40 See Michael James Geheran, “Betrayed Comradeship: German-Jewish World War I Veterans under Hitler,” PhD thesis, Clark University, 2016. On the historical context, see Baader, Benjamin Maria, Gillerman, Sharon, and Lerner, Paul, eds., Jewish Masculinities: German Jews, Gender, and History (Bloomington: Indiana University Press, 2014).

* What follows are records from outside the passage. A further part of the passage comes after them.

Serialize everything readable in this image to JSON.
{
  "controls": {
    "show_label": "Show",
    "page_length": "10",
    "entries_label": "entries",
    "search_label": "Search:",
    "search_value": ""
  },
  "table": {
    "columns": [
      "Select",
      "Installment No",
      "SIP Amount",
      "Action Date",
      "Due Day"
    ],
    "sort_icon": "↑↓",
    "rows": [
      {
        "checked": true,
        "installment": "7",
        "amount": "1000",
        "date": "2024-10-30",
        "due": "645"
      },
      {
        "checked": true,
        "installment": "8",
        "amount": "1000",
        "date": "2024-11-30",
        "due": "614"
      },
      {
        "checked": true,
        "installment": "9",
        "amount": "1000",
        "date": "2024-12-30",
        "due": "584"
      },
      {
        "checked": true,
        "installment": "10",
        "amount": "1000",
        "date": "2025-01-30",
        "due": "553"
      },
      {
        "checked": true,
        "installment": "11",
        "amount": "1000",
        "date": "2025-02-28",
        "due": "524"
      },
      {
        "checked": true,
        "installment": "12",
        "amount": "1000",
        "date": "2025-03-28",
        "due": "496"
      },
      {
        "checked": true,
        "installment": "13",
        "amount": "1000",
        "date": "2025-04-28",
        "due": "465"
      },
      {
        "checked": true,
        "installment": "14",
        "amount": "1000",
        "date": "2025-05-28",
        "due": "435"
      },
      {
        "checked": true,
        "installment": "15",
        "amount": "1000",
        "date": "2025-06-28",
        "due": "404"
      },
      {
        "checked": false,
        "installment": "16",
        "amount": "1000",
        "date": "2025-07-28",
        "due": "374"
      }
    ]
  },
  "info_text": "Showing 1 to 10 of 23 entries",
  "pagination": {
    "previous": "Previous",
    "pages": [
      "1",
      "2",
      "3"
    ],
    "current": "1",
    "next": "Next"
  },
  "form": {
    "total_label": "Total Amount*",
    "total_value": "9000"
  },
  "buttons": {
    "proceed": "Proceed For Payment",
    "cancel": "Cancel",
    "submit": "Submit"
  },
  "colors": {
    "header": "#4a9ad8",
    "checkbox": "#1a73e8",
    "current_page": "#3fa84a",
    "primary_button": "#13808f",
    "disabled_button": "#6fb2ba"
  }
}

41 Hart, Mitchell B., The Healthy Jew: The Symbiosis of Judaism and Modern Medicine (Cambridge: Cambridge University Press, 2007); Presner, Todd Samuel, Muscular Judaism: The Jewish Body and the Politics of Regeneration (London: Routledge, 2007); Wildmann, Daniel, Der veränderbare Körper. Jüdische Turner, Männlichkeit und das Wiedergewinnen von Geschichte in Deutschland um 1900 (Tübingen: Mohr Siebeck, 2009); Brenner, Michael and Reuveni, Gideon, eds., Emancipation through Muscles: Jews and Spirts in Europe (Lincoln: University of Nebraska Press, 2006); Kugelmass, Jack, ed., Jews, Sports, and the Rite of Citizenship (Urbana: University of Illinois Press, 2007). Cf. Dutton, Kenneth R., The Perfectible Body: The Western Ideal of Male Physical Development (New York: Continuum, 1995); Budd, Michael Anton, The Sculpture Machine: Physical Culture and Body Politics in the Age of Empire (New York: New York University Press, 1997); Mangan, J. A., ed., Shaping the Superman: Fascist Body as Political Icon—Aryan Fascism (London: Frank Cass, 1999).

42 This question has been paradigmatically discussed with regard to the variety of, and competition among, different masculinities in various Jewish communities, including the American and the Israeli ones. See Imhoff, Sarah, Masculinity and the Making of American Judaism (Bloomington: Indiana University Press, 2017); Hakak, Yohai, Haredi Masculinities between Yeshiva, the Army, Work and Politics (Leiden: Brill, 2016); Nur, Ofer Nordheimer, Eros and Tragedy: Jewish Male Fantasies and the Masculine Revolution of Zionism (Boston, MA: Academic Studies Press, 2014); Brod, Harry and Zevit, Shawn Israel, eds., Brother Keepers: New Perspectives on Jewish Masculinity (Harrimen, TN: Men's Studies Press, 2010); Brod, Harry, ed., A Mensch Among Men: Explorations in Jewish Masculinity (Freedom, CA: Crossing Press, 1988).